Pope Benedict XVI will have no role in the election of his successor, a Vatican spokesman said Tuesday, after his brother said the pontiff is planning to stay out of the public eye and have a quiet retirement.
Benedict announced his resignation Monday, citing frail health. On Feb. 28, he will become the first pope to step down in nearly 600 years.
The Rev. Federico Lombardi said Tuesday that "the pope will surely say absolutely nothing about the process of the election" for his successor.
"He will not interfere in any way," Lombardi told reporters at a Vatican briefing.
After speaking with Benedict, his brother said Tuesday that the pope will probably not write any further works during his lifetime.
Addressing reporters in his home in the southern German city of Regensburg, Monsignor Georg Ratzinger, who was ordained on the same day as the pope in 1951, said his brother also has no plans to move back to his German homeland.
"You don't transplant an old tree," the 89-year-old said.

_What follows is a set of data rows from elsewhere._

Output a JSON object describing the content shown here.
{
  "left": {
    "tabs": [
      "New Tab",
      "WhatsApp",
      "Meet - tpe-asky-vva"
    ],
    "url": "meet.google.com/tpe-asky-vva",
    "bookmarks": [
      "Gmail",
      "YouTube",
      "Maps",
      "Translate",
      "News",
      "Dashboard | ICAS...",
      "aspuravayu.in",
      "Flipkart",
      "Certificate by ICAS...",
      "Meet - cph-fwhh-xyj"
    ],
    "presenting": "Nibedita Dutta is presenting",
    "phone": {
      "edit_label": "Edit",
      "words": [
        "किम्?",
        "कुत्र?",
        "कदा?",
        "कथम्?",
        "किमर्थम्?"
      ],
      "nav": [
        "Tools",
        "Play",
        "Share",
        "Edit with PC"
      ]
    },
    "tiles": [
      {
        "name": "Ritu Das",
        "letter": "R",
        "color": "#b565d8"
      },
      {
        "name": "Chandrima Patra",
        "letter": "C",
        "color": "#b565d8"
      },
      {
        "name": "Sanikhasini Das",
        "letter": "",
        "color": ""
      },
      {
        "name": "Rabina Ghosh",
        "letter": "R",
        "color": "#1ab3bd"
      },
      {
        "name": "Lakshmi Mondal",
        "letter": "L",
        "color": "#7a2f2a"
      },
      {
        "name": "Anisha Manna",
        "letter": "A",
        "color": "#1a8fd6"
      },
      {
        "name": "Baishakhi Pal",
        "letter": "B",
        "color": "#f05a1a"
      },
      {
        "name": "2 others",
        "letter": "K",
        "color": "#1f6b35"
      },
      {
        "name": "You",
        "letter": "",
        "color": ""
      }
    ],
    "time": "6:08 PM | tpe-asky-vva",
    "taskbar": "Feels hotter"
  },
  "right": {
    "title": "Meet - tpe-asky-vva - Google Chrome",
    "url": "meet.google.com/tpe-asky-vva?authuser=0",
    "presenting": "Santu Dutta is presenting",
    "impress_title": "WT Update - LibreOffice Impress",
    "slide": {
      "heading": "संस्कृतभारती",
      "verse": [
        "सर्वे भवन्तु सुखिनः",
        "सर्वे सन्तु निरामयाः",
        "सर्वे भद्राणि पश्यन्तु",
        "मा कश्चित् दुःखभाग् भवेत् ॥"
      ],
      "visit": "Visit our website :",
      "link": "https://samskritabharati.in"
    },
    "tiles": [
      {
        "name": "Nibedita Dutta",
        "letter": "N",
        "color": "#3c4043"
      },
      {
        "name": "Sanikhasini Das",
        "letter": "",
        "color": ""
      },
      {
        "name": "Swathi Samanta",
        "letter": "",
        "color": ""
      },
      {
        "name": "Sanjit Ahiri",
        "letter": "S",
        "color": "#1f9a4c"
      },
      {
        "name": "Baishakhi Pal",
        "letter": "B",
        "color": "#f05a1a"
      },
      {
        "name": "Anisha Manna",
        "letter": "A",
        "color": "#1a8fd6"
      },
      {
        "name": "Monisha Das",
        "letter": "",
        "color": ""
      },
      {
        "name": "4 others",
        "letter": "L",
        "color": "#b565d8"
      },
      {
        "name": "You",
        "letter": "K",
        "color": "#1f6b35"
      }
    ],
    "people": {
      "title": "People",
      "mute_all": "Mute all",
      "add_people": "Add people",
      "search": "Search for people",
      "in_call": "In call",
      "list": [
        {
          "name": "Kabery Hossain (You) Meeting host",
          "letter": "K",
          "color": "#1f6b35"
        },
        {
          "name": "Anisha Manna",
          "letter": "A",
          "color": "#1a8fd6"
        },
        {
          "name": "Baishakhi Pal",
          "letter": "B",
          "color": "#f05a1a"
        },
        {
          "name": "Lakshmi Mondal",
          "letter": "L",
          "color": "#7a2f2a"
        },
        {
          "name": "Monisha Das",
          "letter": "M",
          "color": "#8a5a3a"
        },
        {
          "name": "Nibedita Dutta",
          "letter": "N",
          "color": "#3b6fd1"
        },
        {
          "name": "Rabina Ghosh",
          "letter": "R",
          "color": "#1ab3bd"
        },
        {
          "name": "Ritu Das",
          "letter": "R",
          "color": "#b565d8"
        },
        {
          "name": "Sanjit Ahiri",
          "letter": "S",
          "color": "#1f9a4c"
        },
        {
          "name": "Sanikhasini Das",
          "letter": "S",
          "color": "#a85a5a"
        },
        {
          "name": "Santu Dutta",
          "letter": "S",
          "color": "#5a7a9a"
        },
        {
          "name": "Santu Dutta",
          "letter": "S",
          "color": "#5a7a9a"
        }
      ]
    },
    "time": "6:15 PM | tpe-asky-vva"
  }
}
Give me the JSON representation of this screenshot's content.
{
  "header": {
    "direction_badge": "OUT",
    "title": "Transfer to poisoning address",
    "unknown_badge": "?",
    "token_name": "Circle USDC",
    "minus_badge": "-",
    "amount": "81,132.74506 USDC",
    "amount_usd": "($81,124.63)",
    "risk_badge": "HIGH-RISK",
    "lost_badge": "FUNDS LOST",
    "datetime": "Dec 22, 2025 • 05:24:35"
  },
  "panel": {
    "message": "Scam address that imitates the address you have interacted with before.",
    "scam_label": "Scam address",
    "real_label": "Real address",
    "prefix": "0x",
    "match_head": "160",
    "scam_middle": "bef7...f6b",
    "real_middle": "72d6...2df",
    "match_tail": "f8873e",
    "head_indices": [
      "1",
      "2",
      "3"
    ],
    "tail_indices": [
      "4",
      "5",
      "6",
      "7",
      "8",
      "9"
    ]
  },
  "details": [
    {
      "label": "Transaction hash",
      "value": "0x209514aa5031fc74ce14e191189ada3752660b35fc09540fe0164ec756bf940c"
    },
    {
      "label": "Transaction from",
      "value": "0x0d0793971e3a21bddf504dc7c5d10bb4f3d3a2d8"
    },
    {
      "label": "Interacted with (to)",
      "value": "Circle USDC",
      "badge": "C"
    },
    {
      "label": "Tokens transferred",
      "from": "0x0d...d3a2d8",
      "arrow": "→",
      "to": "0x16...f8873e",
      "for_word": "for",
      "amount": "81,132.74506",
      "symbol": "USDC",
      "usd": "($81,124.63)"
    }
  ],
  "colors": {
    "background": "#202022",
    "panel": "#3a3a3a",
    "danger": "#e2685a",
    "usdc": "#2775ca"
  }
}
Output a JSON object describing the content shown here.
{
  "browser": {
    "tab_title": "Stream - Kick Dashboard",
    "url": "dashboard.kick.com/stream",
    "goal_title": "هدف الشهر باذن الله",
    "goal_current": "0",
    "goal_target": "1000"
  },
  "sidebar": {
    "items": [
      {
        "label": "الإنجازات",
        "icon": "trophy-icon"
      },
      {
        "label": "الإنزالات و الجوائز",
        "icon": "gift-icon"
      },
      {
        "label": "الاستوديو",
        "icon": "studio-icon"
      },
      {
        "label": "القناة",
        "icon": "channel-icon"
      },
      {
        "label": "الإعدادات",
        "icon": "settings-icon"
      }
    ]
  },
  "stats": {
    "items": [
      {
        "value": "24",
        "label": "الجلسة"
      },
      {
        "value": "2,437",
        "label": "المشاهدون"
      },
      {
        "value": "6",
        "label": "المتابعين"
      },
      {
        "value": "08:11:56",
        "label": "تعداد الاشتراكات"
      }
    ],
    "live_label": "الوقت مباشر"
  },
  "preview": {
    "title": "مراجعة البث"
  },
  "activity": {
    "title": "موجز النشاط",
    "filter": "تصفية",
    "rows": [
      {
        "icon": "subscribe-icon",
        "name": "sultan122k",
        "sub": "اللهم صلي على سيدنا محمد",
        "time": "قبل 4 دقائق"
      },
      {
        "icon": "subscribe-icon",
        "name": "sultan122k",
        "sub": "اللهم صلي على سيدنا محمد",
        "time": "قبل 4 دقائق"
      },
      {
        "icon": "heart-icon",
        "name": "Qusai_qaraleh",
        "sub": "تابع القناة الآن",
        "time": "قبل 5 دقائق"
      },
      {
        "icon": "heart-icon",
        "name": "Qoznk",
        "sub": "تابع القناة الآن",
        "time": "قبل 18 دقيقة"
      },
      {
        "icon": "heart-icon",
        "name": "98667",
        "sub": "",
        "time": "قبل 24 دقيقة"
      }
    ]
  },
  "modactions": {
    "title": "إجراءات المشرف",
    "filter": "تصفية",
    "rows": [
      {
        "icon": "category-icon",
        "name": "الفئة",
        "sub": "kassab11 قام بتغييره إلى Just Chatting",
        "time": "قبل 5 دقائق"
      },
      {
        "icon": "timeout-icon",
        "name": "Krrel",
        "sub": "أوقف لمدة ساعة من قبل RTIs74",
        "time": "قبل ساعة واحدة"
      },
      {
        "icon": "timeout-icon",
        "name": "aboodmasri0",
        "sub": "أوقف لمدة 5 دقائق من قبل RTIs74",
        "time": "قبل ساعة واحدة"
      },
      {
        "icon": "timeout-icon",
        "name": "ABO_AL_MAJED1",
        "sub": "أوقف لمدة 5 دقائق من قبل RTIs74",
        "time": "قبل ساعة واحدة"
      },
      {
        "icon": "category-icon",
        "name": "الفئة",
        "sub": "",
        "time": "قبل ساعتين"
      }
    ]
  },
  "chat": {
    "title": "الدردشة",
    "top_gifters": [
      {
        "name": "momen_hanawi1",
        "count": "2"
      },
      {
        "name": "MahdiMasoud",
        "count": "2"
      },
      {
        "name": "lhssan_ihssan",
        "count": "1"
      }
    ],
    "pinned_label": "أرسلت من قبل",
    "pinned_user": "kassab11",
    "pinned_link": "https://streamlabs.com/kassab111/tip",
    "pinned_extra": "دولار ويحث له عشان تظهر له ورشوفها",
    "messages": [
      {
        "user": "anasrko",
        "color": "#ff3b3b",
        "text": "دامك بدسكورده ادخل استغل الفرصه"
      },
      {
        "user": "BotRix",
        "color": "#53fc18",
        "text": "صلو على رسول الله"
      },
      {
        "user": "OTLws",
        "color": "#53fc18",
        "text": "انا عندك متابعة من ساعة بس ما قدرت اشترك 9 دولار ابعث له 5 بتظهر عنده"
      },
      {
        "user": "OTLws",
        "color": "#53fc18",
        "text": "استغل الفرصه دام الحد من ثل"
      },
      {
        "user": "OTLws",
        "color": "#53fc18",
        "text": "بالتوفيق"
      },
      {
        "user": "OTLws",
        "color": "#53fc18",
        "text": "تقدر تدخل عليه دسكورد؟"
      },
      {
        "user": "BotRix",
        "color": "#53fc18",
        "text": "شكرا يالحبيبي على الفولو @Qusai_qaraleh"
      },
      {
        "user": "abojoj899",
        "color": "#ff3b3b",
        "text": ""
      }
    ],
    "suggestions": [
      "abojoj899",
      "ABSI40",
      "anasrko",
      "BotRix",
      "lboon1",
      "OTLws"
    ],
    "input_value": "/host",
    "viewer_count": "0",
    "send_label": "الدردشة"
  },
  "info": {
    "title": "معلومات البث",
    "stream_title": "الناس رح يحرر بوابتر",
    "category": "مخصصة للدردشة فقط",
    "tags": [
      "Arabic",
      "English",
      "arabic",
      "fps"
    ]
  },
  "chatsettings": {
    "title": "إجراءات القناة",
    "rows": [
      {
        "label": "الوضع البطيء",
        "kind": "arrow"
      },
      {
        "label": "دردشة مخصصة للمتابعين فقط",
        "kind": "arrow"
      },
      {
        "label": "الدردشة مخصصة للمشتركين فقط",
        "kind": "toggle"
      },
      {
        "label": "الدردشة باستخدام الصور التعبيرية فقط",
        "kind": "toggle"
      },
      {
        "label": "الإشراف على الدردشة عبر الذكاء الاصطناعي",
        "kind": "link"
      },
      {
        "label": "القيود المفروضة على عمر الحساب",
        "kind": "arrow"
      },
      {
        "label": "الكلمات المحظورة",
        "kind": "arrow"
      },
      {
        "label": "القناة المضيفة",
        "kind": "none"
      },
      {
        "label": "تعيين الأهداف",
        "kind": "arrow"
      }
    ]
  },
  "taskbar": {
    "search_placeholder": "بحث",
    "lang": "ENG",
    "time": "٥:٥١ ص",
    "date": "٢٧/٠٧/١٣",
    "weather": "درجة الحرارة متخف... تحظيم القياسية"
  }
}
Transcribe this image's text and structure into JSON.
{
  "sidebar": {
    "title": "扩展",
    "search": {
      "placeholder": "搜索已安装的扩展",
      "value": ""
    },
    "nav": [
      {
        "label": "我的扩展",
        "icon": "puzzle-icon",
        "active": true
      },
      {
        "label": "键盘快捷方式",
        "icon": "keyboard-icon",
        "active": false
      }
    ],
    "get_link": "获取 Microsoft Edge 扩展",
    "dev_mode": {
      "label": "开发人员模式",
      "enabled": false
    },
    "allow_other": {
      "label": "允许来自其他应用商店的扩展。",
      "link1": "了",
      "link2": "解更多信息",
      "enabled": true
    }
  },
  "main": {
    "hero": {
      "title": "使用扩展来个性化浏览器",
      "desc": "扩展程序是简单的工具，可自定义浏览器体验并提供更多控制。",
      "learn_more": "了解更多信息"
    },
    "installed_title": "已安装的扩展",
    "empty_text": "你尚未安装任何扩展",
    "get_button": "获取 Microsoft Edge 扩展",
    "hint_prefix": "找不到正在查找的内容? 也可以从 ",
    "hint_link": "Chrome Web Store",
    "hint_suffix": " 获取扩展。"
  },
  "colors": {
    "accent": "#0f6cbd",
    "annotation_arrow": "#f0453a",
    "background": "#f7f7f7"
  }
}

The two are very close, however, and Ratzinger said he's already planning to visit his brother later in the year.
The 85-year-old Benedict shocked the world Monday by announcing that he planned to step down from the papacy at the end of the month.
For Ratzinger, however, the decision was no surprise.
"He has been thinking about it for several months," he said. "He concluded that his powers are falling victim to age."
He talked with the pope by telephone on Monday evening after the announcement and said his brother was now hoping to lead a quiet life in the Vatican. Though he was a prolific writer before and during his papacy, Ratzinger said that was now likely to end.
"I don't think he will write any new works," Ratzinger said.
Rudolf Voderholzer, the bishop of Regensburg who is also in charge of the pope's theological institute that publishes his work, said that even if Benedict does write, no new works would be published during his lifetime.
"Anything he published could be conceived as interference in the work of the next pope," he said.
As for his successor, Ratzinger said his brother "feels that a younger person is needed to deal with the problems of the times."
Asked whether the time had come for a pope from outside of Europe, Ratzinger said that could happen in future, but not immediately.
"For now I think the job will remain with a European," he said.
The Associated Press contributed to this report.